Film historian and media propaganda specialist Michael S. Shull currently teaches film history at George Washington University and teaches mass communications at Montgomery College (both in the Washington, D.C., area). He lives in Germantown, Maryland. David Edward Wilt is a librarian at the University of Maryland in College Park. He is also the author of The Mexican Filmography (2003). Together they coauthored Doing Their Bit: Wartime American Animated Short Films, 1939-1945 (second edition, 2004).
Shull and Wilt (Doing Their Bit : Wartime American Animated Short Films, 1939-1945, McFarland, 1987) have produced a work that greatly furthers our understanding of wartime society in America, offering insight into how Hollywood films of that era both reflected and affected cultural norms. While the study provides a comprehensive, chronological filmography with release dates, performers, plot descriptions, and even dialog quotes, the greater value is in the analysis of these films as sociopolitical documents. The authors have evaluated World War II-related releases from many angles, including discernible bias; the depiction of soldiers, spies, allies, and enemies; and the portrayal of home-front activities. Where films were not available for screening, the authors used scripts or reviews. This entry joins numerous popular titles on war films but serves as the definitive work, satisfying scholars and interested lay readers. Recommended for academic, large public, and special military collections.‘Kelli N. Perkins, Herrick P.L., Holland, Mich.

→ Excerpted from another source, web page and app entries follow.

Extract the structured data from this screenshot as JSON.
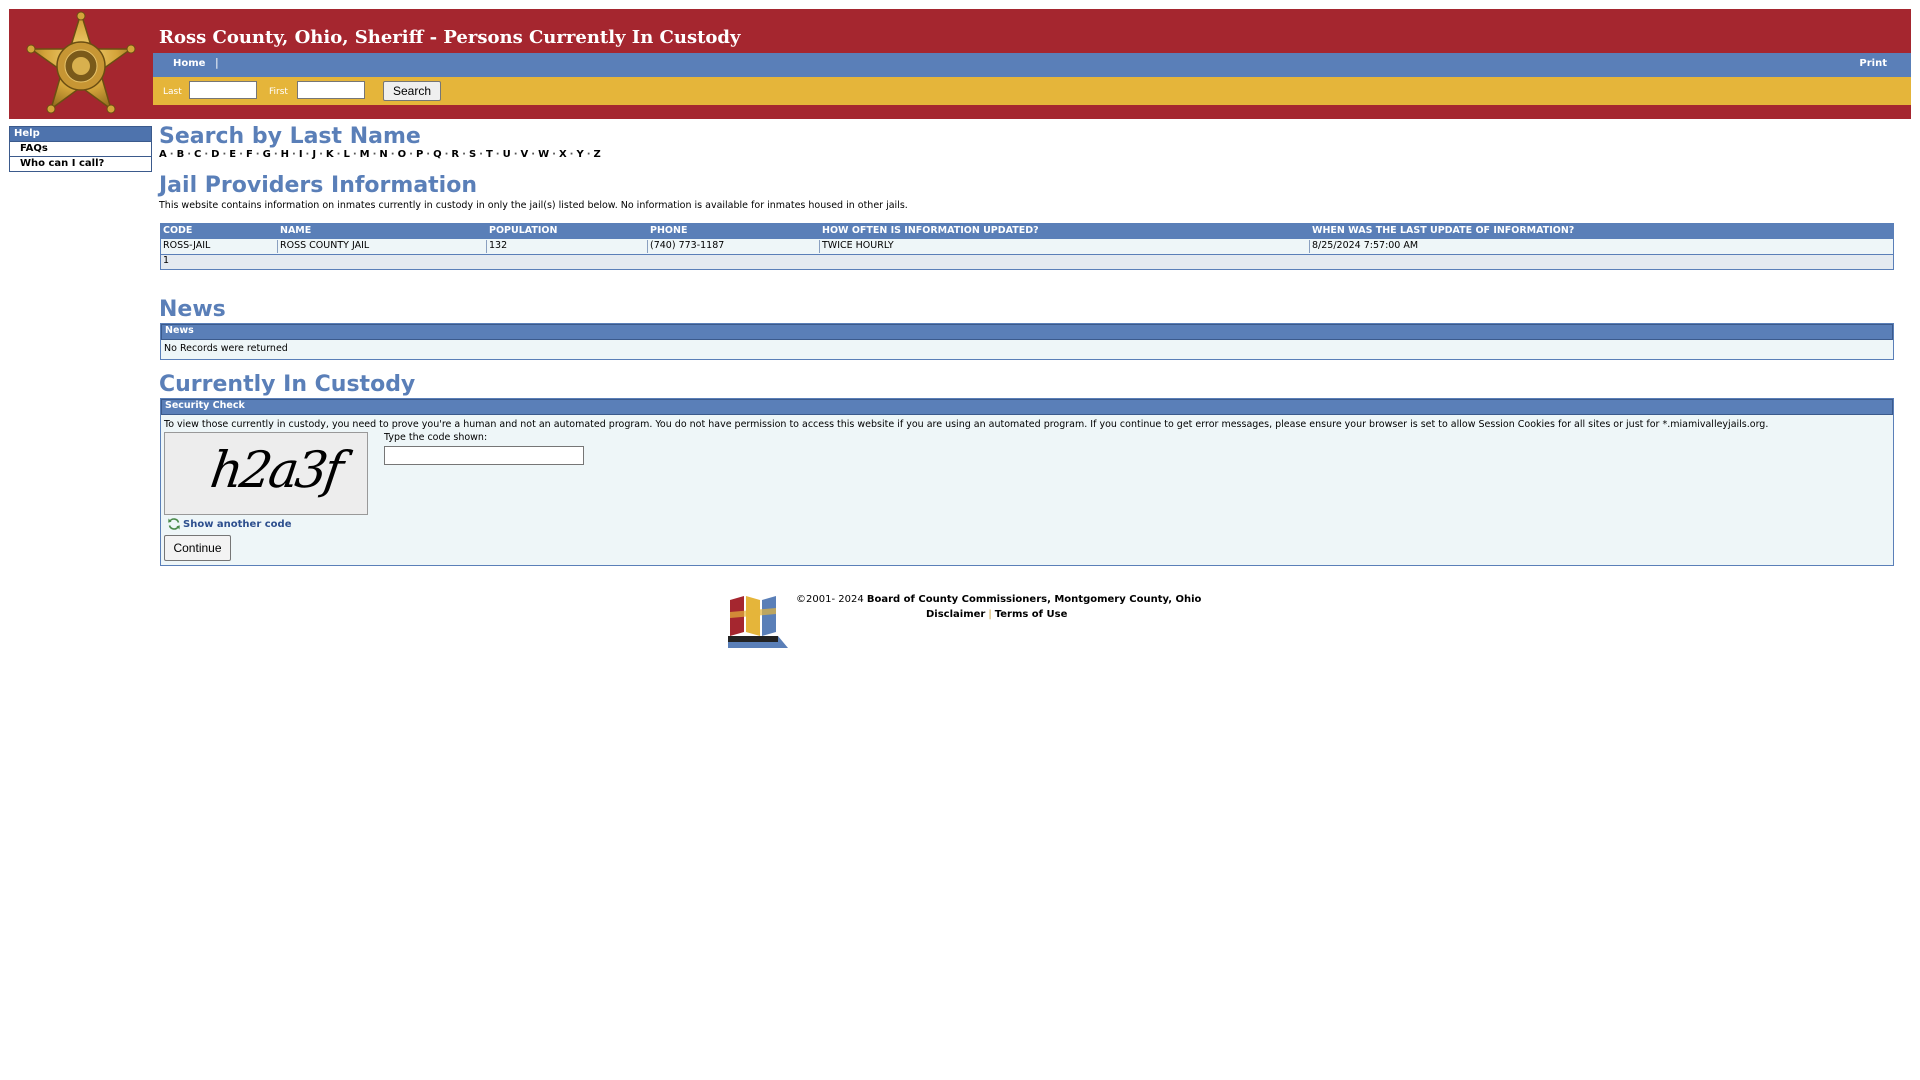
{
  "header": {
    "title": "Ross County, Ohio, Sheriff - Persons Currently In Custody",
    "badge_icon": "sheriff-star-badge",
    "colors": {
      "red": "#a5262f",
      "blue": "#5a7fb8",
      "gold": "#e5b53a"
    }
  },
  "nav": {
    "home": "Home",
    "separator": "|",
    "print": "Print"
  },
  "search": {
    "last_label": "Last",
    "first_label": "First",
    "last_value": "",
    "first_value": "",
    "button": "Search"
  },
  "leftmenu": {
    "title": "Help",
    "items": [
      "FAQs",
      "Who can I call?"
    ]
  },
  "search_by_last_name": {
    "heading": "Search by Last Name",
    "letters": [
      "A",
      "B",
      "C",
      "D",
      "E",
      "F",
      "G",
      "H",
      "I",
      "J",
      "K",
      "L",
      "M",
      "N",
      "O",
      "P",
      "Q",
      "R",
      "S",
      "T",
      "U",
      "V",
      "W",
      "X",
      "Y",
      "Z"
    ]
  },
  "providers": {
    "heading": "Jail Providers Information",
    "intro": "This website contains information on inmates currently in custody in only the jail(s) listed below. No information is available for inmates housed in other jails.",
    "columns": [
      "CODE",
      "NAME",
      "POPULATION",
      "PHONE",
      "HOW OFTEN IS INFORMATION UPDATED?",
      "WHEN WAS THE LAST UPDATE OF INFORMATION?"
    ],
    "rows": [
      [
        "ROSS-JAIL",
        "ROSS COUNTY JAIL",
        "132",
        "(740) 773-1187",
        "TWICE HOURLY",
        "8/25/2024 7:57:00 AM"
      ]
    ],
    "pager": "1"
  },
  "news": {
    "heading": "News",
    "table_header": "News",
    "empty": "No Records were returned"
  },
  "custody": {
    "heading": "Currently In Custody",
    "panel_header": "Security Check",
    "message": "To view those currently in custody, you need to prove you're a human and not an automated program. You do not have permission to access this website if you are using an automated program. If you continue to get error messages, please ensure your browser is set to allow Session Cookies for all sites or just for *.miamivalleyjails.org.",
    "captcha_text": "h2a3f",
    "code_label": "Type the code shown:",
    "code_value": "",
    "refresh": "Show another code",
    "continue": "Continue"
  },
  "footer": {
    "logo_icon": "montgomery-county-logo",
    "copyright_prefix": "©2001- 2024",
    "copyright_owner": "Board of County Commissioners, Montgomery County, Ohio",
    "disclaimer": "Disclaimer",
    "separator": "|",
    "terms": "Terms of Use"
  }
}
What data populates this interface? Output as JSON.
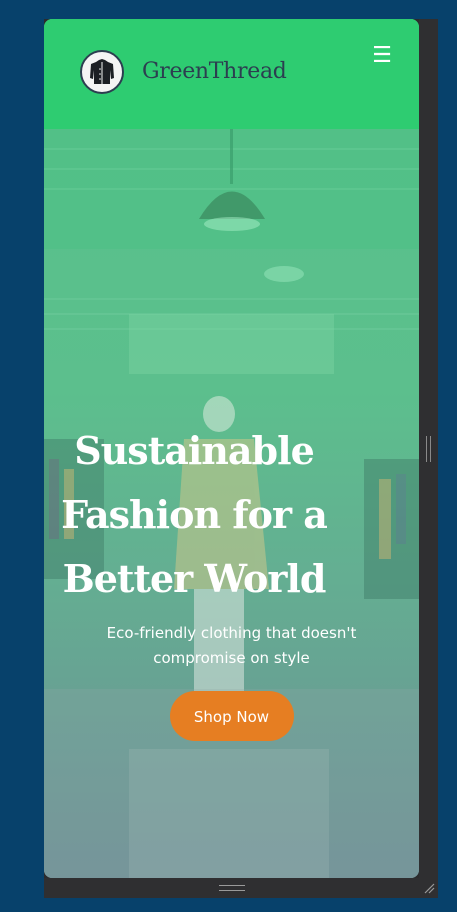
{
  "brand": {
    "name": "GreenThread",
    "logo_icon": "jacket-icon"
  },
  "nav": {
    "menu_icon": "hamburger-menu-icon"
  },
  "hero": {
    "title": "Sustainable Fashion for a Better World",
    "subtitle": "Eco-friendly clothing that doesn't compromise on style",
    "cta_label": "Shop Now"
  },
  "colors": {
    "navbar": "#2ecc71",
    "brand_text": "#2c3e50",
    "cta": "#e67e22",
    "background": "#07416b"
  }
}
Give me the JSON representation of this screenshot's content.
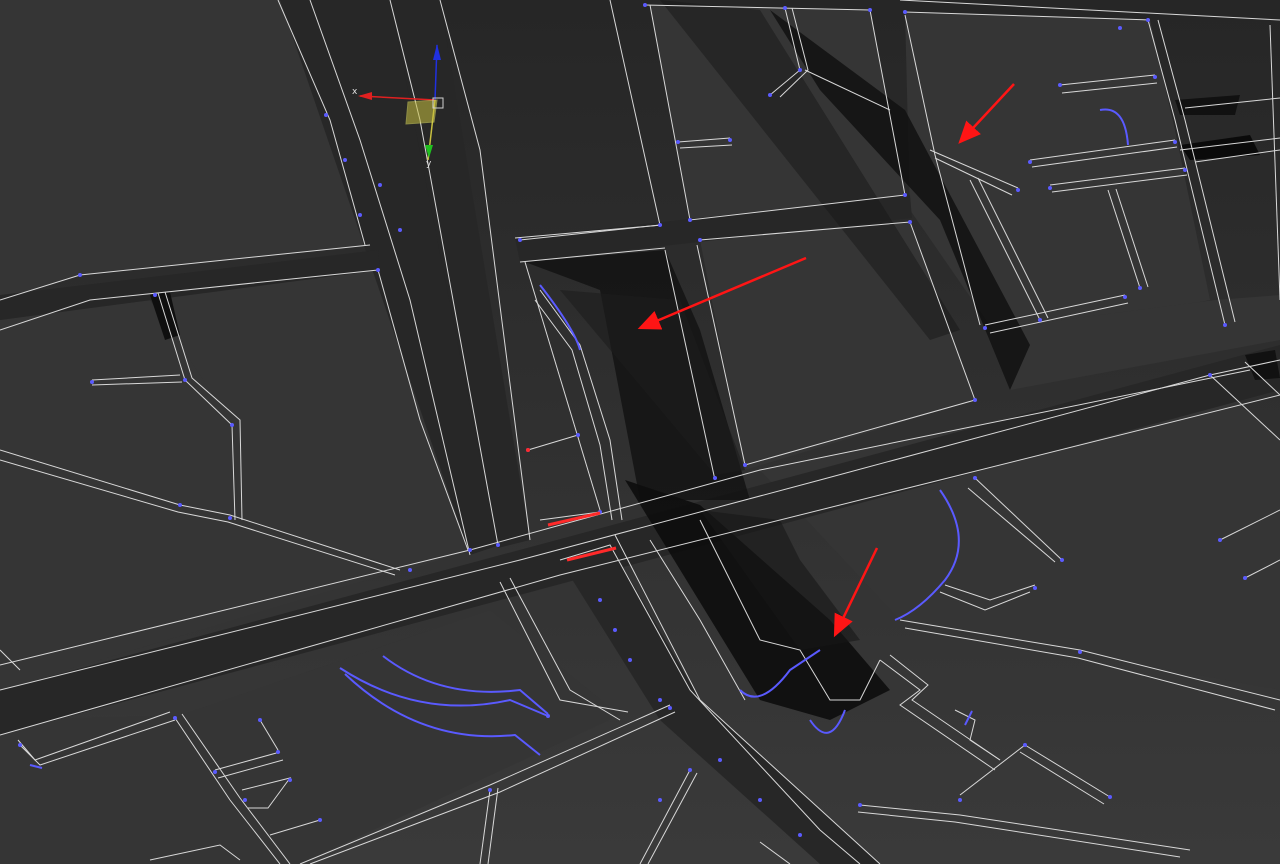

"greatly furthers our understanding of wartime society in America...comprehensive.... Recommended...definitive"--Library Journal; "provides information on an amazing number of films...no other book comes close.... Recommended"--Choice.